Jessica Clark’s students have spoken.
When asked to give feedback on her classroom style, they provided Clark with a top grade.
Out of 237 anonymous surveys, 233 of Clark’s students gave her a five out of five when evaluating her as an instructor. The unprecedented rating was just one factor that contributed to Clark receiving the Brock University Award for Excellence in Teaching for Early Career Faculty.
For Clark, an assistant professor in Brock’s History Department, students represent far more than just a form of affirmation.
“Brock students are a daily source of inspiration,” she said. “They’re curious, engaged and eager to take a deep dive into materials.”
This enthusiasm, and the engaged conversations that go with it, have led Clark to fluidly develop her own teaching and continue to improve as a professor.
“Our discussions often make me think about historical developments in new ways,” she said, “which is always an exciting thing.”
Though Nadine Brundrett teaches a different subject than Clark, her experience with Brock students and her commitment to teaching excellence is similar.
“The opportunity to connect in the classroom and beyond always stimulates my own enthusiasm for learning and discovery,” she said.
Brundrett is this year’s recipient of the Clarke Thomson Award for Excellence in Sessional Teaching.
As a part-time instructor in Brock’s Classics Department, Brundrett contrasts the study of the ancient with new and innovative ways of communicating the course material.
“I have always sought to create an engaging and challenging learning environment by utilizing innovative ideas and strategies whenever possible,” she said. “But I also consider myself to be a storyteller, and I love to employ engaging narratives and anecdotes to provide interest and link course material together.”
Simon Black is also fond of incorporating unconventional learning activities into his classes, which often contain more than 300 students.
Black’s commitment to getting all of his students involved, regardless of the size of the course, has earned him this year’s Don Ursino Award for Excellence in the Teaching of Large Classes.
“I am a proponent of active learning, an approach to instruction in which students engage with the material they study through reading, writing, talking, listening and reflecting,” said Black. “Large classes pose some barriers to this approach.

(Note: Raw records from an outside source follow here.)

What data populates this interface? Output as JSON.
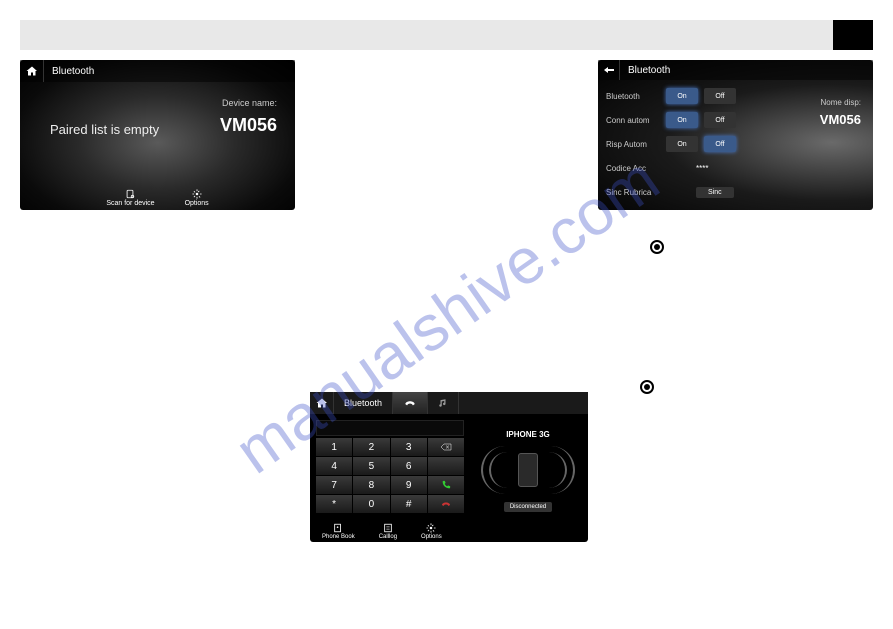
{
  "watermark": "manualshive.com",
  "screen1": {
    "title": "Bluetooth",
    "device_label": "Device name:",
    "device_name": "VM056",
    "empty_msg": "Paired list is empty",
    "footer_scan": "Scan for device",
    "footer_options": "Options"
  },
  "screen2": {
    "title": "Bluetooth",
    "name_disp_label": "Nome disp:",
    "name_disp_value": "VM056",
    "rows": {
      "bluetooth": {
        "label": "Bluetooth",
        "on": "On",
        "off": "Off"
      },
      "conn": {
        "label": "Conn autom",
        "on": "On",
        "off": "Off"
      },
      "risp": {
        "label": "Risp Autom",
        "on": "On",
        "off": "Off"
      },
      "codice": {
        "label": "Codice Acc",
        "value": "****"
      },
      "sinc": {
        "label": "Sinc Rubrica",
        "btn": "Sinc"
      }
    }
  },
  "screen3": {
    "title": "Bluetooth",
    "device": "IPHONE 3G",
    "disconnect": "Disconnected",
    "keys": [
      "1",
      "2",
      "3",
      "4",
      "5",
      "6",
      "7",
      "8",
      "9",
      "*",
      "0",
      "#"
    ],
    "footer_phonebook": "Phone Book",
    "footer_calllog": "Calllog",
    "footer_options": "Options"
  }
}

However, I do my best to integrate active learning strategies.”
An assistant professor in the Department of Labour Studies, Black uses exercises such as peer assessment, brainstorming and peer-to-peer teaching of key concepts and points to keep his classes engaged.
Black, Clark and Brundrett were all presented with their awards at this year’s Centre for Pedagogical Innovation (CPI) Tribute to Teaching Reception on Dec. 6, which featured an address, The Call to Teach in the Era of Trump, from David Hutchison, the University’s 2017 Distinguished Teaching Award winner.
CPI’s Director Jill Grose explained there are similarities in the teaching styles of all of the award winners.
“The recipients tend to be reflective about teaching,” she said. “They try new ways of connecting with and engaging students and they get feedback about what works and what doesn’t. And they value their students.”
Grose emphasized the need for teaching awards to continue to recognize and inspire the Brock community.
“Awards for teaching help us to recognize the outstanding work undertaken by so many Brock instructors,” she said. “It’s about recognition and celebration, but the nomination dossiers also provide evidence and documentation related to the impact a nominee has on student learning. In addition, the faculty who serve on the adjudication committees read about some amazing strategies and assignments. The process involved in an awards program gets people talking about teaching and this in turn promotes a culture that values teaching and teachers.”
Award recipients each received a framed certificate and a monetary prize.
More information on the Brock University Award for Excellence in Teaching for Early Career Faculty, the Clarke Thomson Award for Excellence in Sessional Teaching and the Don Ursino Award for Excellence in the Teaching of Large Classes awards is available on the CPI website.